Daniel Hindes

Further Investigation
The Sound of Silence
How important is sound to Dishonored's stealth gameplay? The answers are in this Q&A with Co-Creative Director Harvey Smith, and a video that shows Dishonored's stealth in motion!
READ MORE
The Man In The Iron Mask
Become a masked, supernatural assassin in this exclusive exploration of the stealth approach in Arkane Studios' immersive sim, Dishonored.
READ MORE
Trade Secrets: Patrick Redding
Trade Secrets: The Stealth Interview Series concludes by way of a chat with Patrick Redding, Game Director on the next Splinter Cell title currently in development at Ubisoft Toronto.
READ MORE
Trade Secrets: Tom Francis
Gunpoint's Tom Francis sneaks in to the Trade Secrets stealth interview series to give us his idea of a Psychic Hitman.
READ MORE
Trade Secrets: Frank van Gemeren
Project Stealth's Producer, Frank van Gemeren, tells us ghosting is the ultimate form of stealth gameplay in this Trade Secrets stealth interview.
READ MORE
Trade Secrets: Alex Quick
Depth Team's lead developer, Alex Quick, talks the thrill of multiplayer stealth in today's Trade Secrets stealth interview.
READ MORE
Trade Secrets: Bruno Bulhoes
Aduge Studio's Bruno Brulhoes talks pacing and platforming in the fourth-last Trade Secrets stealth interview.
READ MORE
Trade Secrets: Nels Anderson
Klei Entertainment's Nels Anderson sneaks in to the Trade Secrets stealth interview series to talk voyeurism, planning and secret identities.
READ MORE
Trade Secrets: Michal Marcinkowski
Trade Secrets continues with the creator of sidescrolling multiplayer shooters Soldat and Link-Dead, Michal Marcinkowski.
READ MORE
Trade Secrets: Andy Schatz
Our stealth interview series continues with Pocketwatch Games' Andy Schatz, developer of top-down heist game Monaco.
READ MORE
The Sound of Silence
The Man In The Iron Mask
Trade Secrets: Patrick Redding
Trade Secrets: Tom Francis
Trade Secrets: Frank van Gemeren
Trade Secrets: Alex Quick
Trade Secrets: Bruno Bulhoes
Trade Secrets: Nels Anderson
Trade Secrets: Michal Marcinkowski
Trade Secrets: Andy Schatz

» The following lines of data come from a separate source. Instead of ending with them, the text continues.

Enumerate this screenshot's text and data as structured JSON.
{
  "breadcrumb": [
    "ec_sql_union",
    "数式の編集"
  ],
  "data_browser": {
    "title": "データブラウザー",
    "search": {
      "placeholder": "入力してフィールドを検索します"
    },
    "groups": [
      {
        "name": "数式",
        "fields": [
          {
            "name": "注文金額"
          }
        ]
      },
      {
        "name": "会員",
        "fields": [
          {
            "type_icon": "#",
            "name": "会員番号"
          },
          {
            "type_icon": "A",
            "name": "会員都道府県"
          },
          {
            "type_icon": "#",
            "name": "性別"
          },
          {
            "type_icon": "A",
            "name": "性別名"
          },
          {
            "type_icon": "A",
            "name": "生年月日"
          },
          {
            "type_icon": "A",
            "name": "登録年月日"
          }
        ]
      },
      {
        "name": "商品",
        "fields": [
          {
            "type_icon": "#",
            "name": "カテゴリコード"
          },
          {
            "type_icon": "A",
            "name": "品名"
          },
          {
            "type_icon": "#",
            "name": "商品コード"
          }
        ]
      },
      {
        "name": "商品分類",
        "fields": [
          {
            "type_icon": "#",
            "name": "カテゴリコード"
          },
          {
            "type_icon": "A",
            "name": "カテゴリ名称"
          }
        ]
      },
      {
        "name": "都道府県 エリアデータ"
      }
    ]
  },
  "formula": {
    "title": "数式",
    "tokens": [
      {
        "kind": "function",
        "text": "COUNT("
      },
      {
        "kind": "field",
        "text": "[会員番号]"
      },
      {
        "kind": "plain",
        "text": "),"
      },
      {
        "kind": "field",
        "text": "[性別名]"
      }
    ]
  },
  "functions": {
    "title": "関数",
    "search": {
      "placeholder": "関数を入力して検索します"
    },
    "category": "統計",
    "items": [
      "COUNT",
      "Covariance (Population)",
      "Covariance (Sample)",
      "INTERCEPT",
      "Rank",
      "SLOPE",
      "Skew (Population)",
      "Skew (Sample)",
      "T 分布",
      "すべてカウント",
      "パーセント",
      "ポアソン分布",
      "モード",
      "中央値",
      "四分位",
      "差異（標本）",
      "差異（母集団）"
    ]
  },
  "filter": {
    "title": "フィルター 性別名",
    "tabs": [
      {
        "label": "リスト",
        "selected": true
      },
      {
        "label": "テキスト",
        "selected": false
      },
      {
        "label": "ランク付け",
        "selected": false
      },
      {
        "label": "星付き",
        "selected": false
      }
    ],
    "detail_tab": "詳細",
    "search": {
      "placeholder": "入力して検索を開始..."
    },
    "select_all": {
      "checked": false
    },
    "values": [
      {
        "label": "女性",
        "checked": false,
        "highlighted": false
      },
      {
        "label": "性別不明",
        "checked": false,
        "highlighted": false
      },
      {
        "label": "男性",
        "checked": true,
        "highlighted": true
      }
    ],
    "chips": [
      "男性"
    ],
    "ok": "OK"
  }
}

3 Responses to Trade Secrets: Harvey Smith & Raphael Colantonio

  1. By Linkage, March 26, 2012 at 6:43 am

    Good interview! Looking forward to the rest of this series, and it seems a great idea to get a look at what a bunch of different developers all think of the stealth genre, considering it’s something not talked about heaps these days.

    Only complaint is I would have loved this interview to be longer!

  2. By tetracycloide, March 30, 2012 at 8:23 pm

    “So far, in first-person or third-person stealth games, there is often an ambiguity when it comes to “Am I hidden right now? Can I be heard?” So we often rely on UI like stealth gems, NPC emoticons, etc, as a means of conveying that feedback. ”

    You know what, why not just embrace the ambiguity? It certainly opens up opportunities for interesting AI mechanics like NPCs that pretend they don’t know where you are while trying to trade you without letting on. If that kind of behavior made it into stealth games… WOW would that be awesome or what? Outsmarting the enemy in a game like that would feel soooo satisfying. So I want to see someone make a game without stealth gems or overacted NPC reactions or straight up emoticons and I honestly don’t think you should constantly and reliably give the player feedback on their status. That ambiguity of ‘am I hidden or not’ is at the heart of what makes games like Hide’N'Seek or Manhunt so thrilling while you hide.

    • By Daniel Hindes, April 5, 2012 at 1:01 am

      It’s definitely an interesting direction stealth games could take, but they always need to balance that with some sort of logical feedback for players to make informed decisions on. Remember that stealth games are often about giving the player superior information rather than superior abilities – it’s very important that such information is readable, otherwise the player is left with a frustrating sense of hopelessness.

      That said, I think vague NPC reactions would work great for stealth in horror games like Amnesia, where your opponents are only semi-human to begin with. Fear and ambiguity go hand-in-hand.

Leave a Reply

Your email address will not be published. Required fields are marked *

Taffer Tweets

One of us!

Want to become a Sneaky Bastard? Send a sample article to taffer@sneakybastards.net

Alert your friends to our presence:

Scroll to top